In this scenario, it doesn’t matter which golfer beats Reed and trying to guess that correctly, because you’ll return a profit as long as he remains in the Top 5. These two wagers don’t have to be equal and you can mess around with Top 5 versus Top 10 wagers to find what is right for you.
Consider Your Matchup Options – Betting a final round matchup against one or two of the closest chasers is a fairly low risk way to hedge an outright ticket in golf. Continuing with our example above, Patrick Reed will enter the final round with a three-shot lead over Justin Thomas. If you place a fourth round matchup wager on Thomas to beat Reed, you’ve opened up a few different avenues.
If Thomas goes on to win the tournament, he’s certainly going to shoot a better final round score than Reed and you would win that matchup wager.
Additionally, you could win both wagers here — something that is quite rare in hedging. Reed could easily go out and shoot a 68 on Sunday while Thomas shoots a 67. Thomas would win the matchup but Reed would still win the tournament. You’d be a winner on both tickets.
In short, golf hedging is hard and there’s lots of luck involved.

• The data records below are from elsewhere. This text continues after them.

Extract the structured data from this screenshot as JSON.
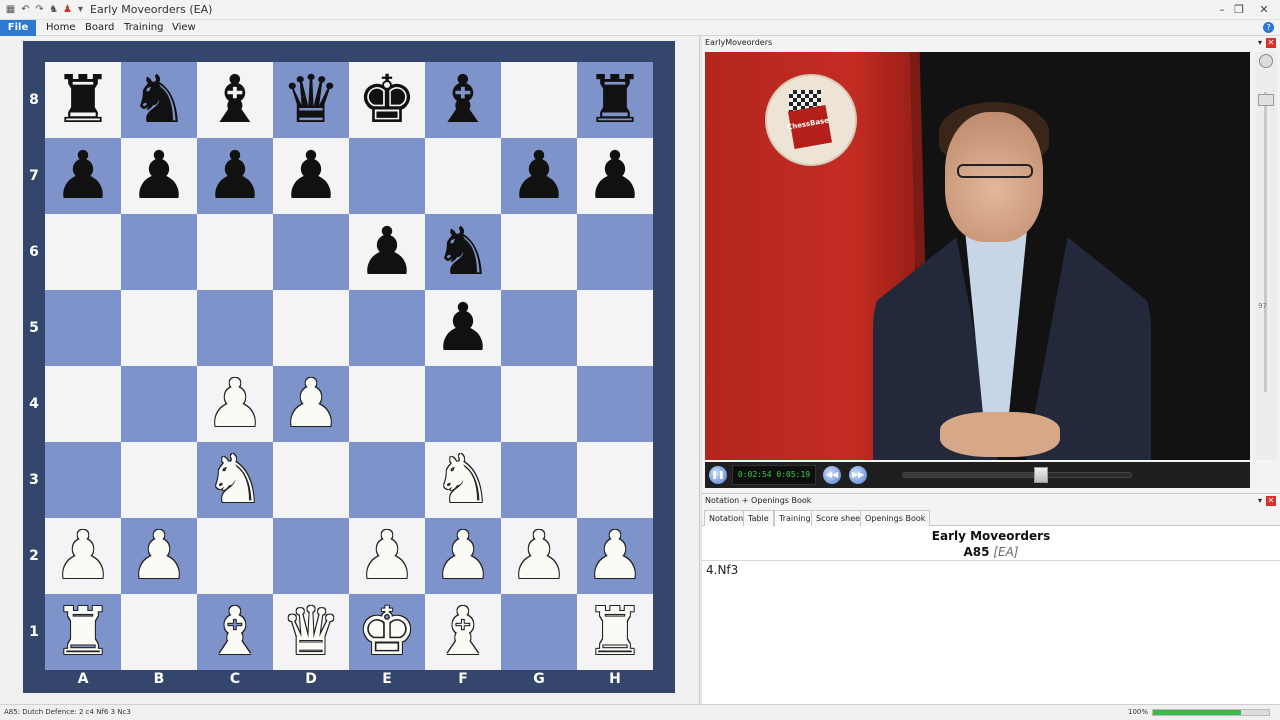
{
  "app": {
    "title": "Early Moveorders  (EA)",
    "quick_access_icons": [
      "app-icon",
      "undo-icon",
      "redo-icon",
      "piece-icon",
      "tool-icon",
      "dropdown-icon"
    ],
    "window_controls": {
      "minimize": "–",
      "restore": "❐",
      "close": "✕"
    }
  },
  "ribbon": {
    "file": "File",
    "menus": [
      "Home",
      "Board",
      "Training",
      "View"
    ],
    "help": "?"
  },
  "board": {
    "ranks": [
      "8",
      "7",
      "6",
      "5",
      "4",
      "3",
      "2",
      "1"
    ],
    "files": [
      "A",
      "B",
      "C",
      "D",
      "E",
      "F",
      "G",
      "H"
    ],
    "position": [
      [
        "r",
        "n",
        "b",
        "q",
        "k",
        "b",
        "",
        "r"
      ],
      [
        "p",
        "p",
        "p",
        "p",
        "",
        "",
        "p",
        "p"
      ],
      [
        "",
        "",
        "",
        "",
        "p",
        "n",
        "",
        ""
      ],
      [
        "",
        "",
        "",
        "",
        "",
        "p",
        "",
        ""
      ],
      [
        "",
        "",
        "P",
        "P",
        "",
        "",
        "",
        ""
      ],
      [
        "",
        "",
        "N",
        "",
        "",
        "N",
        "",
        ""
      ],
      [
        "P",
        "P",
        "",
        "",
        "P",
        "P",
        "P",
        "P"
      ],
      [
        "R",
        "",
        "B",
        "Q",
        "K",
        "B",
        "",
        "R"
      ]
    ],
    "colors": {
      "light": "#f4f4f6",
      "dark": "#7d93c9",
      "frame": "#34466b"
    }
  },
  "video_pane": {
    "title": "EarlyMoveorders",
    "logo_text": "ChessBase",
    "time": "0:02:54  0:05:19",
    "progress": 0.6,
    "volume_label": "97"
  },
  "notation_pane": {
    "title": "Notation + Openings Book",
    "tabs": [
      "Notation",
      "Table",
      "Training",
      "Score sheet",
      "Openings Book"
    ],
    "active_tab": 2,
    "game_title": "Early Moveorders",
    "eco": "A85",
    "tag": "[EA]",
    "moves": "4.Nf3"
  },
  "status": {
    "text": "A85: Dutch Defence: 2 c4 Nf6 3 Nc3",
    "zoom": "100%",
    "progress": 0.76,
    "accent": "#3cba4a"
  }
}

Putting yourself in a position to succeed before the event and understanding all your options during the event will at least make you a well-informed hedger … if you choose to do it! Good luck!